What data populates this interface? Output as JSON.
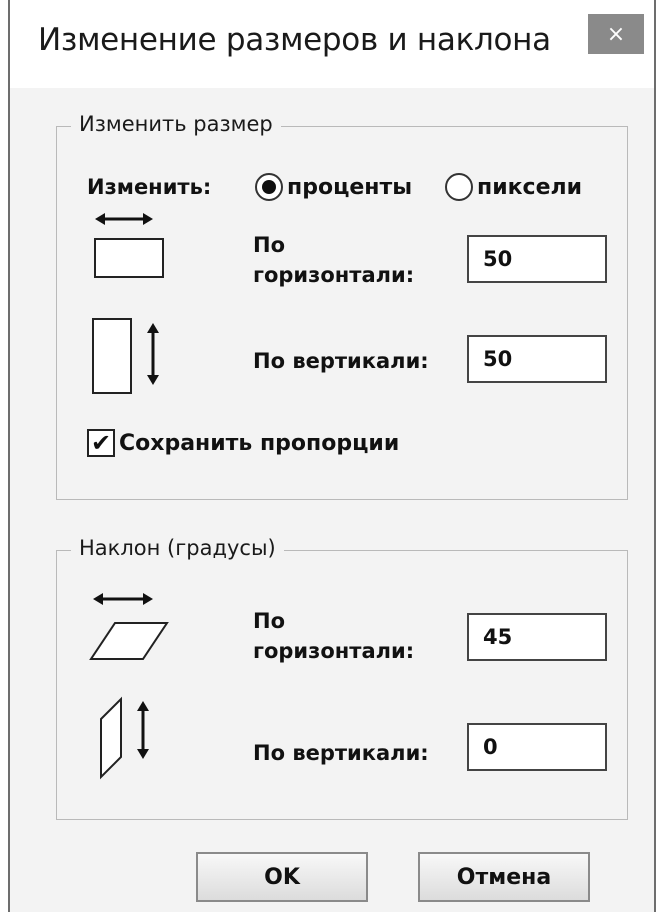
{
  "dialog": {
    "title": "Изменение размеров и наклона",
    "close_glyph": "×"
  },
  "resize_group": {
    "legend": "Изменить размер",
    "mode_label": "Изменить:",
    "mode_options": [
      {
        "label": "проценты",
        "selected": true
      },
      {
        "label": "пиксели",
        "selected": false
      }
    ],
    "horizontal": {
      "label_line1": "По",
      "label_line2": "горизонтали:",
      "value": "50"
    },
    "vertical": {
      "label": "По вертикали:",
      "value": "50"
    },
    "keep_aspect": {
      "label": "Сохранить пропорции",
      "checked": true,
      "check_glyph": "✔"
    }
  },
  "skew_group": {
    "legend": "Наклон (градусы)",
    "horizontal": {
      "label_line1": "По",
      "label_line2": "горизонтали:",
      "value": "45"
    },
    "vertical": {
      "label": "По вертикали:",
      "value": "0"
    }
  },
  "buttons": {
    "ok": "OK",
    "cancel": "Отмена"
  },
  "icons": [
    "resize-horizontal-icon",
    "resize-vertical-icon",
    "skew-horizontal-icon",
    "skew-vertical-icon",
    "close-icon"
  ]
}
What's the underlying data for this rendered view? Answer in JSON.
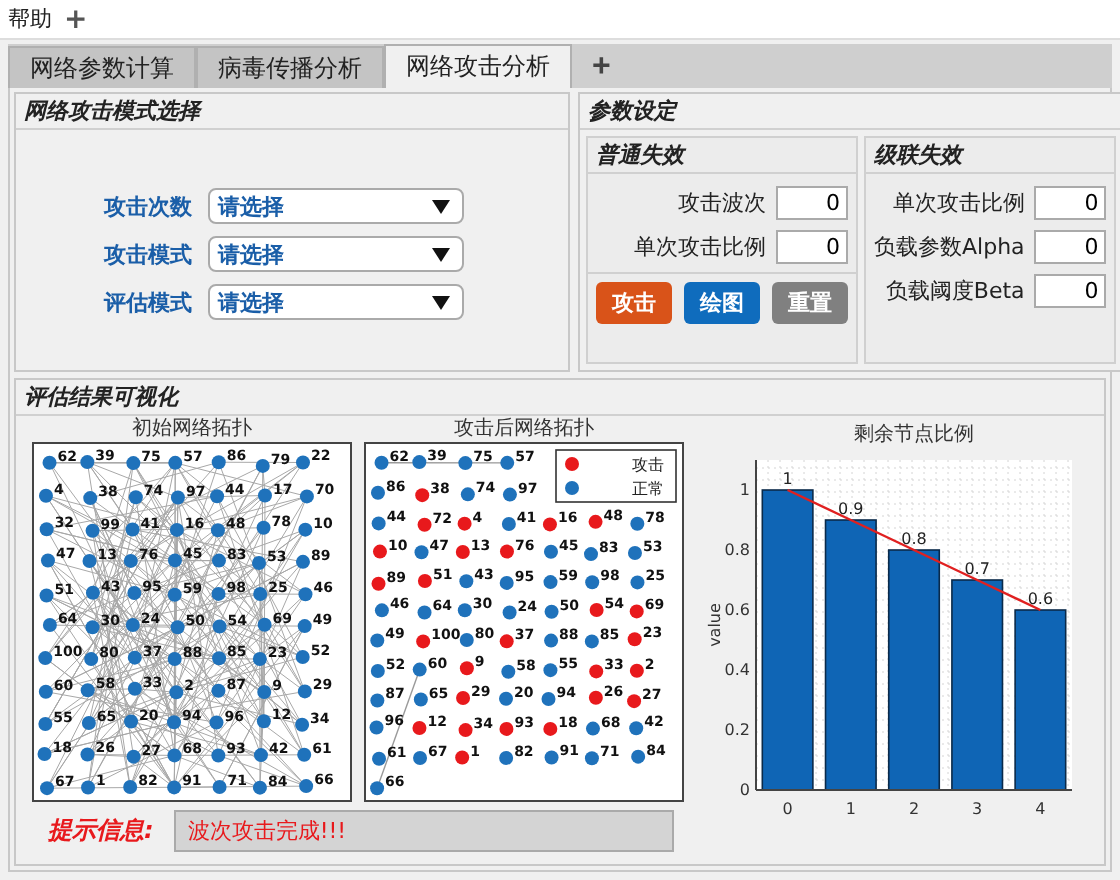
{
  "menu": [
    {
      "label": "帮助"
    },
    {
      "label": "+"
    }
  ],
  "tabs": [
    {
      "label": "网络参数计算",
      "selected": false
    },
    {
      "label": "病毒传播分析",
      "selected": false
    },
    {
      "label": "网络攻击分析",
      "selected": true
    }
  ],
  "add_tab": "+",
  "attack_mode": {
    "title": "网络攻击模式选择",
    "fields": [
      {
        "label": "攻击次数",
        "value": "请选择"
      },
      {
        "label": "攻击模式",
        "value": "请选择"
      },
      {
        "label": "评估模式",
        "value": "请选择"
      }
    ]
  },
  "parameters": {
    "title": "参数设定",
    "normal": {
      "title": "普通失效",
      "fields": [
        {
          "label": "攻击波次",
          "value": "0"
        },
        {
          "label": "单次攻击比例",
          "value": "0"
        }
      ],
      "buttons": [
        {
          "label": "攻击",
          "color": "#d95319"
        },
        {
          "label": "绘图",
          "color": "#0f6cbd"
        },
        {
          "label": "重置",
          "color": "#808080"
        }
      ]
    },
    "cascade": {
      "title": "级联失效",
      "fields": [
        {
          "label": "单次攻击比例",
          "value": "0"
        },
        {
          "label": "负载参数Alpha",
          "value": "0"
        },
        {
          "label": "负载阈度Beta",
          "value": "0"
        }
      ]
    }
  },
  "visualization": {
    "title": "评估结果可视化",
    "initial_graph": {
      "title": "初始网络拓扑",
      "nodes": [
        {
          "label": "62"
        },
        {
          "label": "39"
        },
        {
          "label": "75"
        },
        {
          "label": "57"
        },
        {
          "label": "86"
        },
        {
          "label": "79"
        },
        {
          "label": "22"
        },
        {
          "label": "4"
        },
        {
          "label": "38"
        },
        {
          "label": "74"
        },
        {
          "label": "97"
        },
        {
          "label": "44"
        },
        {
          "label": "17"
        },
        {
          "label": "70"
        },
        {
          "label": "32"
        },
        {
          "label": "99"
        },
        {
          "label": "41"
        },
        {
          "label": "16"
        },
        {
          "label": "48"
        },
        {
          "label": "78"
        },
        {
          "label": "10"
        },
        {
          "label": "47"
        },
        {
          "label": "13"
        },
        {
          "label": "76"
        },
        {
          "label": "45"
        },
        {
          "label": "83"
        },
        {
          "label": "53"
        },
        {
          "label": "89"
        },
        {
          "label": "51"
        },
        {
          "label": "43"
        },
        {
          "label": "95"
        },
        {
          "label": "59"
        },
        {
          "label": "98"
        },
        {
          "label": "25"
        },
        {
          "label": "46"
        },
        {
          "label": "64"
        },
        {
          "label": "30"
        },
        {
          "label": "24"
        },
        {
          "label": "50"
        },
        {
          "label": "54"
        },
        {
          "label": "69"
        },
        {
          "label": "49"
        },
        {
          "label": "100"
        },
        {
          "label": "80"
        },
        {
          "label": "37"
        },
        {
          "label": "88"
        },
        {
          "label": "85"
        },
        {
          "label": "23"
        },
        {
          "label": "52"
        },
        {
          "label": "60"
        },
        {
          "label": "58"
        },
        {
          "label": "33"
        },
        {
          "label": "2"
        },
        {
          "label": "87"
        },
        {
          "label": "9"
        },
        {
          "label": "29"
        },
        {
          "label": "55"
        },
        {
          "label": "65"
        },
        {
          "label": "20"
        },
        {
          "label": "94"
        },
        {
          "label": "96"
        },
        {
          "label": "12"
        },
        {
          "label": "34"
        },
        {
          "label": "18"
        },
        {
          "label": "26"
        },
        {
          "label": "27"
        },
        {
          "label": "68"
        },
        {
          "label": "93"
        },
        {
          "label": "42"
        },
        {
          "label": "61"
        },
        {
          "label": "67"
        },
        {
          "label": "1"
        },
        {
          "label": "82"
        },
        {
          "label": "91"
        },
        {
          "label": "71"
        },
        {
          "label": "84"
        },
        {
          "label": "66"
        }
      ]
    },
    "attacked_graph": {
      "title": "攻击后网络拓扑",
      "legend": [
        {
          "label": "攻击",
          "color": "#e8191c"
        },
        {
          "label": "正常",
          "color": "#1f72bb"
        }
      ],
      "nodes": [
        {
          "label": "62",
          "attacked": false
        },
        {
          "label": "39",
          "attacked": false
        },
        {
          "label": "75",
          "attacked": false
        },
        {
          "label": "57",
          "attacked": false
        },
        {
          "label": "86",
          "attacked": false
        },
        {
          "label": "38",
          "attacked": true
        },
        {
          "label": "74",
          "attacked": false
        },
        {
          "label": "97",
          "attacked": false
        },
        {
          "label": "44",
          "attacked": false
        },
        {
          "label": "72",
          "attacked": true
        },
        {
          "label": "4",
          "attacked": true
        },
        {
          "label": "41",
          "attacked": false
        },
        {
          "label": "16",
          "attacked": true
        },
        {
          "label": "48",
          "attacked": true
        },
        {
          "label": "78",
          "attacked": false
        },
        {
          "label": "10",
          "attacked": true
        },
        {
          "label": "47",
          "attacked": false
        },
        {
          "label": "13",
          "attacked": true
        },
        {
          "label": "76",
          "attacked": true
        },
        {
          "label": "45",
          "attacked": false
        },
        {
          "label": "83",
          "attacked": false
        },
        {
          "label": "53",
          "attacked": false
        },
        {
          "label": "89",
          "attacked": true
        },
        {
          "label": "51",
          "attacked": true
        },
        {
          "label": "43",
          "attacked": false
        },
        {
          "label": "95",
          "attacked": false
        },
        {
          "label": "59",
          "attacked": false
        },
        {
          "label": "98",
          "attacked": false
        },
        {
          "label": "25",
          "attacked": false
        },
        {
          "label": "46",
          "attacked": false
        },
        {
          "label": "64",
          "attacked": false
        },
        {
          "label": "30",
          "attacked": false
        },
        {
          "label": "24",
          "attacked": false
        },
        {
          "label": "50",
          "attacked": false
        },
        {
          "label": "54",
          "attacked": true
        },
        {
          "label": "69",
          "attacked": true
        },
        {
          "label": "49",
          "attacked": false
        },
        {
          "label": "100",
          "attacked": true
        },
        {
          "label": "80",
          "attacked": false
        },
        {
          "label": "37",
          "attacked": true
        },
        {
          "label": "88",
          "attacked": false
        },
        {
          "label": "85",
          "attacked": false
        },
        {
          "label": "23",
          "attacked": true
        },
        {
          "label": "52",
          "attacked": false
        },
        {
          "label": "60",
          "attacked": false
        },
        {
          "label": "9",
          "attacked": true
        },
        {
          "label": "58",
          "attacked": false
        },
        {
          "label": "55",
          "attacked": false
        },
        {
          "label": "33",
          "attacked": true
        },
        {
          "label": "2",
          "attacked": true
        },
        {
          "label": "87",
          "attacked": false
        },
        {
          "label": "65",
          "attacked": false
        },
        {
          "label": "29",
          "attacked": true
        },
        {
          "label": "20",
          "attacked": false
        },
        {
          "label": "94",
          "attacked": false
        },
        {
          "label": "26",
          "attacked": true
        },
        {
          "label": "27",
          "attacked": true
        },
        {
          "label": "96",
          "attacked": false
        },
        {
          "label": "12",
          "attacked": true
        },
        {
          "label": "34",
          "attacked": true
        },
        {
          "label": "93",
          "attacked": true
        },
        {
          "label": "18",
          "attacked": true
        },
        {
          "label": "68",
          "attacked": false
        },
        {
          "label": "42",
          "attacked": false
        },
        {
          "label": "61",
          "attacked": false
        },
        {
          "label": "67",
          "attacked": false
        },
        {
          "label": "1",
          "attacked": true
        },
        {
          "label": "82",
          "attacked": false
        },
        {
          "label": "91",
          "attacked": false
        },
        {
          "label": "71",
          "attacked": false
        },
        {
          "label": "84",
          "attacked": false
        },
        {
          "label": "66",
          "attacked": false
        }
      ]
    },
    "chart_data": {
      "type": "bar",
      "title": "剩余节点比例",
      "ylabel": "value",
      "categories": [
        "0",
        "1",
        "2",
        "3",
        "4"
      ],
      "values": [
        1,
        0.9,
        0.8,
        0.7,
        0.6
      ],
      "ylim": [
        0,
        1.1
      ],
      "yticks": [
        0,
        0.2,
        0.4,
        0.6,
        0.8,
        1
      ],
      "data_labels": true,
      "grid": true
    }
  },
  "message": {
    "label": "提示信息:",
    "text": "波次攻击完成!!!"
  }
}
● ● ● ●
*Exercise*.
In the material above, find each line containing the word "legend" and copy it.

*Exercise solution*.
    "legend": "Изменить размер",
    "legend": "Наклон (градусы)",
      "legend": [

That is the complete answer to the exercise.